• Task details
Pick each line containing "reward" out of the records.

Saved data entries:
○ ○ ○ ○ ○ ○ ○
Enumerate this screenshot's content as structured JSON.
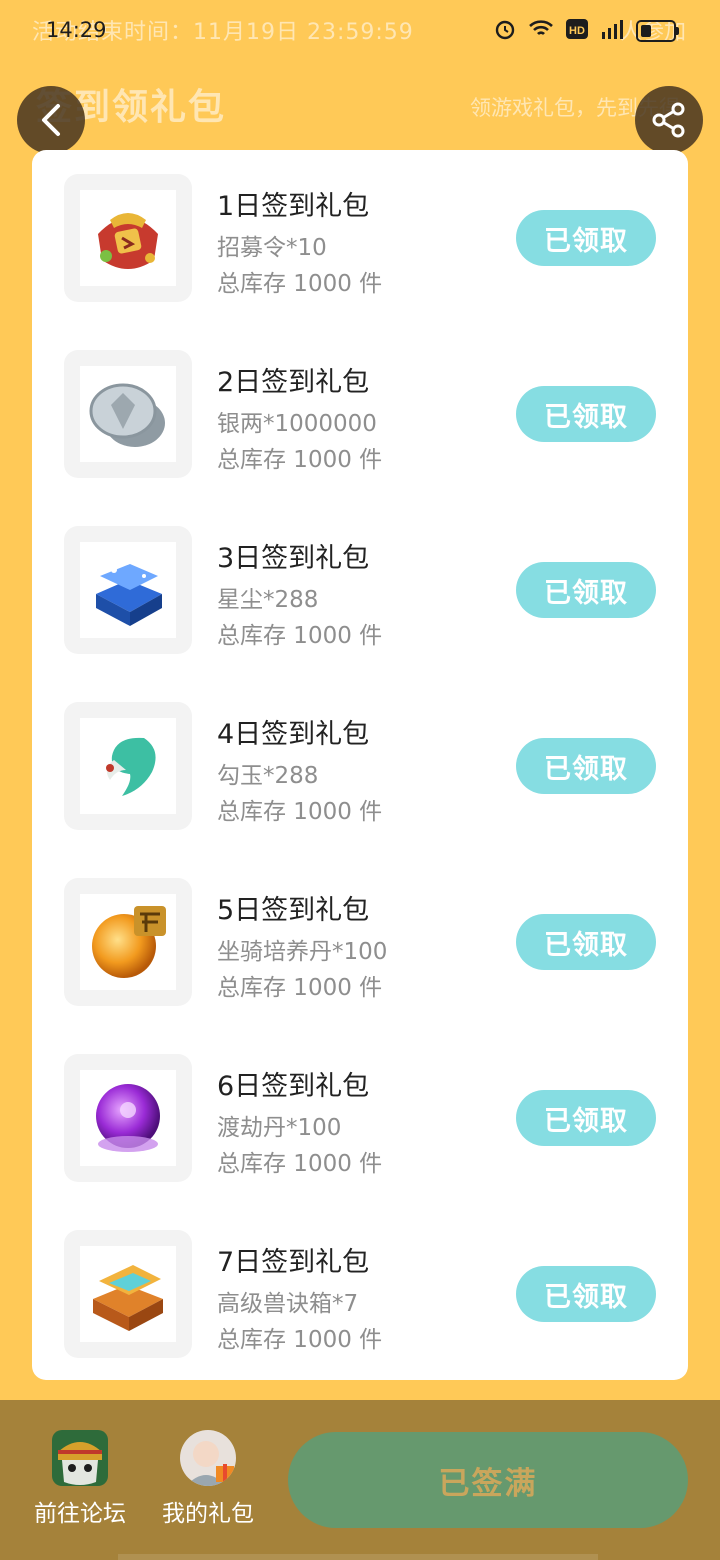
{
  "status": {
    "time": "14:29",
    "ghost_text": "活动结束时间：11月19日 23:59:59",
    "ghost_right": "人参加"
  },
  "header": {
    "title": "签到领礼包",
    "subtitle": "领游戏礼包，先到先得"
  },
  "items": [
    {
      "title": "1日签到礼包",
      "reward": "招募令*10",
      "stock": "总库存 1000 件",
      "button": "已领取",
      "icon": "recruit-token-icon"
    },
    {
      "title": "2日签到礼包",
      "reward": "银两*1000000",
      "stock": "总库存 1000 件",
      "button": "已领取",
      "icon": "silver-coin-icon"
    },
    {
      "title": "3日签到礼包",
      "reward": "星尘*288",
      "stock": "总库存 1000 件",
      "button": "已领取",
      "icon": "stardust-chest-icon"
    },
    {
      "title": "4日签到礼包",
      "reward": "勾玉*288",
      "stock": "总库存 1000 件",
      "button": "已领取",
      "icon": "magatama-icon"
    },
    {
      "title": "5日签到礼包",
      "reward": "坐骑培养丹*100",
      "stock": "总库存 1000 件",
      "button": "已领取",
      "icon": "mount-pill-icon"
    },
    {
      "title": "6日签到礼包",
      "reward": "渡劫丹*100",
      "stock": "总库存 1000 件",
      "button": "已领取",
      "icon": "tribulation-pill-icon"
    },
    {
      "title": "7日签到礼包",
      "reward": "高级兽诀箱*7",
      "stock": "总库存 1000 件",
      "button": "已领取",
      "icon": "beast-chest-icon"
    }
  ],
  "bottom": {
    "forum_label": "前往论坛",
    "gifts_label": "我的礼包",
    "signed_label": "已签满"
  },
  "colors": {
    "background": "#FFC957",
    "claimed_button": "#86DDE2",
    "bottom_bar": "#A5823A",
    "signed_button": "#66996E"
  }
}
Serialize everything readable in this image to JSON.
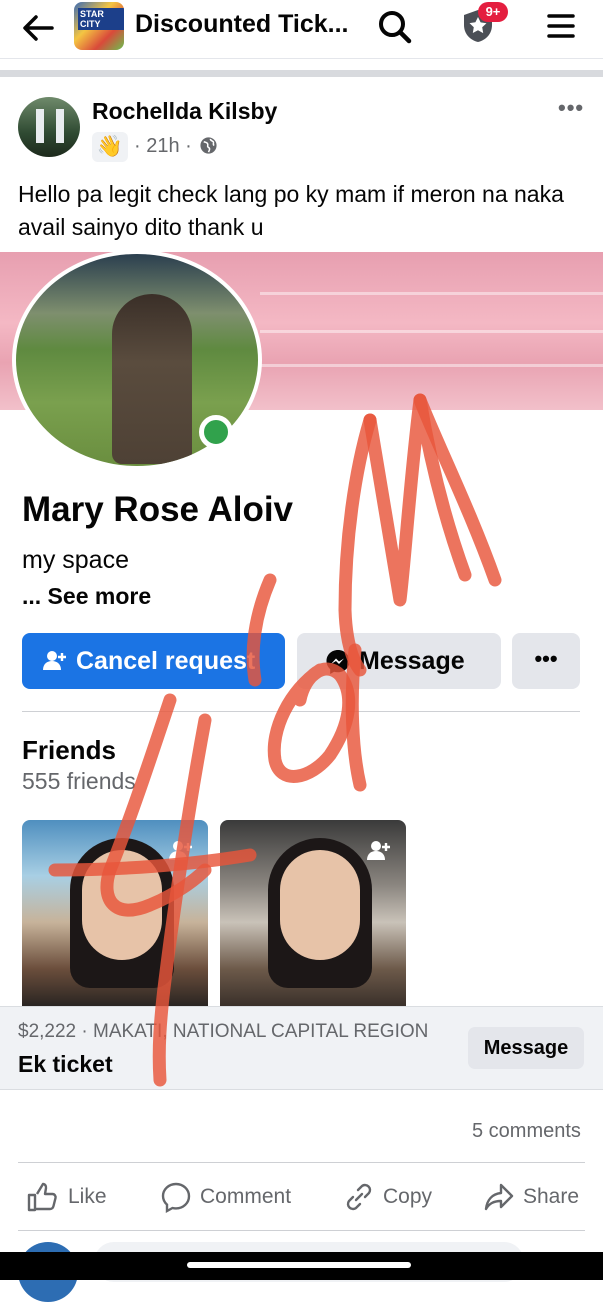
{
  "topbar": {
    "back_icon": "arrow-left-icon",
    "group_thumb_text": "STAR CITY",
    "title": "Discounted Tick...",
    "search_icon": "search-icon",
    "star_icon": "star-badge-icon",
    "badge_count": "9+",
    "menu_icon": "hamburger-menu-icon"
  },
  "post": {
    "author": "Rochellda Kilsby",
    "badge_icon": "waving-hand-icon",
    "badge_emoji": "👋",
    "time": "· 21h ·",
    "privacy_icon": "globe-icon",
    "more": "•••",
    "text": "Hello pa legit check lang po ky mam if meron na naka avail sainyo dito thank u"
  },
  "profile_screenshot": {
    "name": "Mary Rose Aloiv",
    "bio": "my space",
    "see_more": "... See more",
    "cancel_request": "Cancel request",
    "message": "Message",
    "more": "•••",
    "friends_heading": "Friends",
    "friends_count": "555 friends",
    "online_color": "#31a24c",
    "primary_color": "#1b74e4"
  },
  "marketplace": {
    "meta": "$2,222 · MAKATI, NATIONAL CAPITAL REGION",
    "title": "Ek ticket",
    "message_button": "Message"
  },
  "engagement": {
    "comments": "5 comments",
    "like": "Like",
    "comment": "Comment",
    "copy": "Copy",
    "share": "Share"
  },
  "overlay": {
    "scribble_color": "#e8553a"
  }
}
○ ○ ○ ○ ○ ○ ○
• Output of the task
      "reward": "招募令*10",
      "reward": "银两*1000000",
      "reward": "星尘*288",
      "reward": "勾玉*288",
      "reward": "坐骑培养丹*100",
      "reward": "渡劫丹*100",
      "reward": "高级兽诀箱*7",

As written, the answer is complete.